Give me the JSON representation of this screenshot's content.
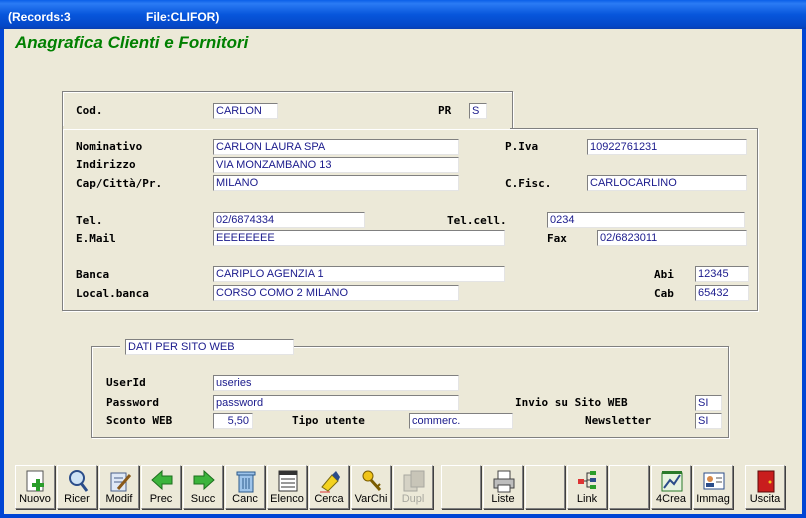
{
  "window": {
    "records": "(Records:3",
    "file": "File:CLIFOR)"
  },
  "form_title": "Anagrafica Clienti e Fornitori",
  "header": {
    "cod_label": "Cod.",
    "cod_value": "CARLON",
    "pr_label": "PR",
    "pr_value": "S"
  },
  "details": {
    "nominativo_label": "Nominativo",
    "nominativo": "CARLON LAURA SPA",
    "piva_label": "P.Iva",
    "piva": "10922761231",
    "indirizzo_label": "Indirizzo",
    "indirizzo": "VIA MONZAMBANO 13",
    "cap_label": "Cap/Città/Pr.",
    "citta": "MILANO",
    "cfisc_label": "C.Fisc.",
    "cfisc": "CARLOCARLINO",
    "tel_label": "Tel.",
    "tel": "02/6874334",
    "telcell_label": "Tel.cell.",
    "telcell": "0234",
    "email_label": "E.Mail",
    "email": "EEEEEEEE",
    "fax_label": "Fax",
    "fax": "02/6823011",
    "banca_label": "Banca",
    "banca": "CARIPLO  AGENZIA 1",
    "abi_label": "Abi",
    "abi": "12345",
    "localbanca_label": "Local.banca",
    "localbanca": "CORSO COMO 2  MILANO",
    "cab_label": "Cab",
    "cab": "65432"
  },
  "web": {
    "caption": "DATI PER SITO WEB",
    "userid_label": "UserId",
    "userid": "useries",
    "password_label": "Password",
    "password": "password",
    "invio_label": "Invio su Sito WEB",
    "invio": "SI",
    "sconto_label": "Sconto WEB",
    "sconto": "5,50",
    "tipo_label": "Tipo utente",
    "tipo": "commerc.",
    "newsletter_label": "Newsletter",
    "newsletter": "SI"
  },
  "toolbar": {
    "nuovo": "Nuovo",
    "ricer": "Ricer",
    "modif": "Modif",
    "prec": "Prec",
    "succ": "Succ",
    "canc": "Canc",
    "elenco": "Elenco",
    "cerca": "Cerca",
    "varchi": "VarChi",
    "dupl": "Dupl",
    "liste": "Liste",
    "link": "Link",
    "crea4": "4Crea",
    "immag": "Immag",
    "uscita": "Uscita"
  },
  "colors": {
    "title_green": "#008000",
    "field_text": "#1a1a8c",
    "titlebar_blue": "#0756dc"
  }
}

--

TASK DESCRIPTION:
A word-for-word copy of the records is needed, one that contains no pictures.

SOLVED EXERCISE:
Give me the JSON representation of this screenshot's content.
{
  "window": {
    "records": "(Records:3",
    "file": "File:CLIFOR)"
  },
  "form_title": "Anagrafica Clienti e Fornitori",
  "header": {
    "cod_label": "Cod.",
    "cod_value": "CARLON",
    "pr_label": "PR",
    "pr_value": "S"
  },
  "details": {
    "nominativo_label": "Nominativo",
    "nominativo": "CARLON LAURA SPA",
    "piva_label": "P.Iva",
    "piva": "10922761231",
    "indirizzo_label": "Indirizzo",
    "indirizzo": "VIA MONZAMBANO 13",
    "cap_label": "Cap/Città/Pr.",
    "citta": "MILANO",
    "cfisc_label": "C.Fisc.",
    "cfisc": "CARLOCARLINO",
    "tel_label": "Tel.",
    "tel": "02/6874334",
    "telcell_label": "Tel.cell.",
    "telcell": "0234",
    "email_label": "E.Mail",
    "email": "EEEEEEEE",
    "fax_label": "Fax",
    "fax": "02/6823011",
    "banca_label": "Banca",
    "banca": "CARIPLO  AGENZIA 1",
    "abi_label": "Abi",
    "abi": "12345",
    "localbanca_label": "Local.banca",
    "localbanca": "CORSO COMO 2  MILANO",
    "cab_label": "Cab",
    "cab": "65432"
  },
  "web": {
    "caption": "DATI PER SITO WEB",
    "userid_label": "UserId",
    "userid": "useries",
    "password_label": "Password",
    "password": "password",
    "invio_label": "Invio su Sito WEB",
    "invio": "SI",
    "sconto_label": "Sconto WEB",
    "sconto": "5,50",
    "tipo_label": "Tipo utente",
    "tipo": "commerc.",
    "newsletter_label": "Newsletter",
    "newsletter": "SI"
  },
  "toolbar": {
    "nuovo": "Nuovo",
    "ricer": "Ricer",
    "modif": "Modif",
    "prec": "Prec",
    "succ": "Succ",
    "canc": "Canc",
    "elenco": "Elenco",
    "cerca": "Cerca",
    "varchi": "VarChi",
    "dupl": "Dupl",
    "liste": "Liste",
    "link": "Link",
    "crea4": "4Crea",
    "immag": "Immag",
    "uscita": "Uscita"
  },
  "colors": {
    "title_green": "#008000",
    "field_text": "#1a1a8c",
    "titlebar_blue": "#0756dc"
  }
}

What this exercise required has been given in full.